SANBORN – Niagara Wheatfield Central School District voters won’t be asked to break the state tax cap this year.

The School Board has voted to keep any tax hike in 2013-14 within the maximum property tax hike limits. State law permits taxing entities such as school districts to raise taxes no more than 2 percent each year, with a number of exceptions. A district can override the taxing limit if the budget is passed by a “super majority” of voters, or 60 percent.

In 2012, Niagara Wheatfield voters were asked to approve a $61.7 million budget that carried a tax hike of slightly less than 10 percent. Several factions of the district had been lobbying at meetings to convince the board that a large tax bill was preferable to devastating cuts in programs and personnel.

Voters rejected that budget proposal and later supported a second proposal that kept the tax hike at less than 5 percent.

Board president Steve Sabo said he would not make the same mistake again.

“When we tried last year, we barely broke 40 percent (of the vote),” he said of the failed attempt to exceed the tax hike limit. “This year, we decided the people spoke. They didn’t want it.” On that premise, the board voted Feb. 6 to notify the state that it would not try to exceed the tax limit.

Sabo conceded that the board’s choices are few. Nearly 40 teaching positions were on the chopping block in the current year’s budget and a number of programs and offerings were eliminated or restructured.

“Not much is left,” he noted. “Last year, it was all flesh and muscle.
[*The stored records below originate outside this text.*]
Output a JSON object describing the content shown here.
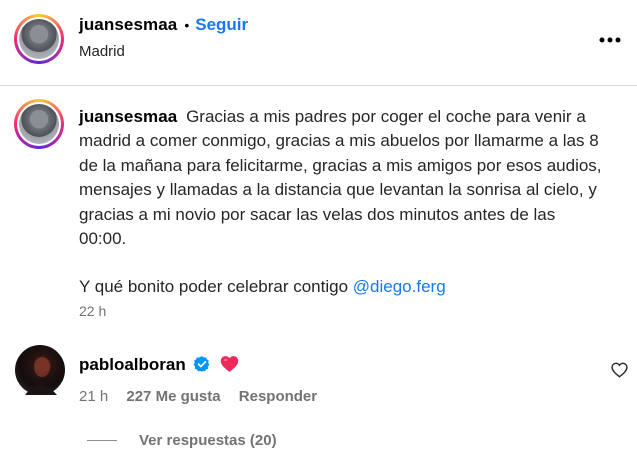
{
  "post": {
    "author": "juansesmaa",
    "separator": "•",
    "follow_label": "Seguir",
    "location": "Madrid",
    "more_icon": "more-horizontal-icon"
  },
  "caption": {
    "author": "juansesmaa",
    "text": "Gracias a mis padres por coger el coche para venir a madrid a comer conmigo, gracias a mis abuelos por llamarme a las 8 de la mañana para felicitarme, gracias a mis amigos por esos audios, mensajes y llamadas a la distancia que levantan la sonrisa al cielo, y gracias a mi novio por sacar las velas dos minutos antes de las 00:00.",
    "second_line": "Y qué bonito poder celebrar contigo",
    "mention": "@diego.ferg",
    "time": "22 h"
  },
  "comment": {
    "author": "pabloalboran",
    "verified_icon": "verified-badge-icon",
    "emoji_icon": "heart-emoji-icon",
    "time": "21 h",
    "likes": "227 Me gusta",
    "reply_label": "Responder",
    "like_icon": "heart-outline-icon",
    "view_replies": "Ver respuestas (20)"
  },
  "colors": {
    "link": "#1877f2",
    "secondary_text": "#737373",
    "divider": "#dbdbdb",
    "verified": "#0095f6",
    "heart": "#ed2a5a"
  }
}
Next is the marrow.”

But even with the taxing limit, Sabo said voters needed to be aware of what the state allows.

“People don’t know that it’s a ‘soft’ cap, not a ‘hard’ cap,” he advised.

Exclusions allow a district to go beyond 2 percent.
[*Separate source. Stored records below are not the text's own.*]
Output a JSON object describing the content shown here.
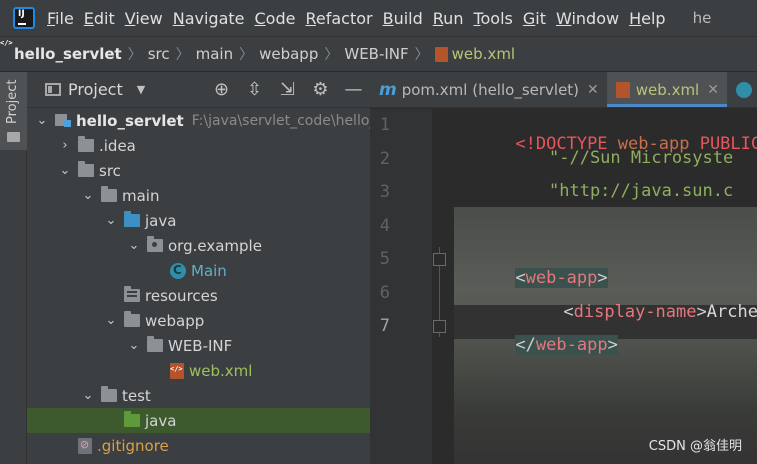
{
  "menubar": {
    "items": [
      {
        "mnemonic": "F",
        "rest": "ile"
      },
      {
        "mnemonic": "E",
        "rest": "dit"
      },
      {
        "mnemonic": "V",
        "rest": "iew"
      },
      {
        "mnemonic": "N",
        "rest": "avigate"
      },
      {
        "mnemonic": "C",
        "rest": "ode"
      },
      {
        "mnemonic": "R",
        "rest": "efactor"
      },
      {
        "mnemonic": "B",
        "rest": "uild"
      },
      {
        "mnemonic": "R",
        "rest": "un"
      },
      {
        "mnemonic": "T",
        "rest": "ools"
      },
      {
        "mnemonic": "G",
        "rest": "it"
      },
      {
        "mnemonic": "W",
        "rest": "indow"
      },
      {
        "mnemonic": "H",
        "rest": "elp"
      }
    ],
    "title_fragment": "he"
  },
  "breadcrumb": [
    "hello_servlet",
    "src",
    "main",
    "webapp",
    "WEB-INF",
    "web.xml"
  ],
  "side_strip": {
    "label": "Project"
  },
  "project_panel": {
    "title": "Project",
    "tools": {
      "locate": "⊕",
      "expand": "⇳",
      "collapse": "⇲",
      "settings": "⚙",
      "hide": "—"
    }
  },
  "tree": [
    {
      "label": "hello_servlet",
      "path": "F:\\java\\servlet_code\\hello_"
    },
    {
      "label": ".idea"
    },
    {
      "label": "src"
    },
    {
      "label": "main"
    },
    {
      "label": "java"
    },
    {
      "label": "org.example"
    },
    {
      "label": "Main"
    },
    {
      "label": "resources"
    },
    {
      "label": "webapp"
    },
    {
      "label": "WEB-INF"
    },
    {
      "label": "web.xml"
    },
    {
      "label": "test"
    },
    {
      "label": "java"
    },
    {
      "label": ".gitignore"
    }
  ],
  "tabs": [
    {
      "label": "pom.xml (hello_servlet)"
    },
    {
      "label": "web.xml"
    }
  ],
  "editor": {
    "line_numbers": [
      "1",
      "2",
      "3",
      "4",
      "5",
      "6",
      "7"
    ],
    "line1": {
      "doctype": "<!DOCTYPE",
      "name": "web-app",
      "public": "PUBLIC"
    },
    "line2": "\"-//Sun Microsyste",
    "line3": "\"http://java.sun.c",
    "line5": {
      "open": "<",
      "tag": "web-app",
      "close": ">"
    },
    "line6": {
      "open": "<",
      "tag": "display-name",
      "close": ">",
      "text": "Archetyp"
    },
    "line7": {
      "open": "</",
      "tag": "web-app",
      "close": ">"
    }
  },
  "watermark": "CSDN @翁佳明"
}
School business executive Kerin Dumphrey said if Niagara Wheatfield is allowed to include all of its budgetary exclusions, the tax cap would be increased to nearly 6 percent of the tax levy.

State law permits each district to adjust the tax limit beyond 2 percent by figuring in various factors such as assessment roll increases, losses from payment in lieu of taxes agreements, budget carry-overs, payments on the interest for capital projects, and increases in the cost of the teachers’ retirement system.

For Niagara Wheatfield, Dumphrey explained that if approved by the state, its tax levy could be increased from $28,661,923 to $30,354,760. The increase amounts to about 5.9 percent or 5.74 percent when the School Tax Relief Program (STAR) exemptions are included, he said. The exclusions for the district amount to an additional total of $1,372,466 toward the levy.

Dumphrey added that the proposed aid package from the state would make the situation worse as its increase is at 1.5 percent or $330,066.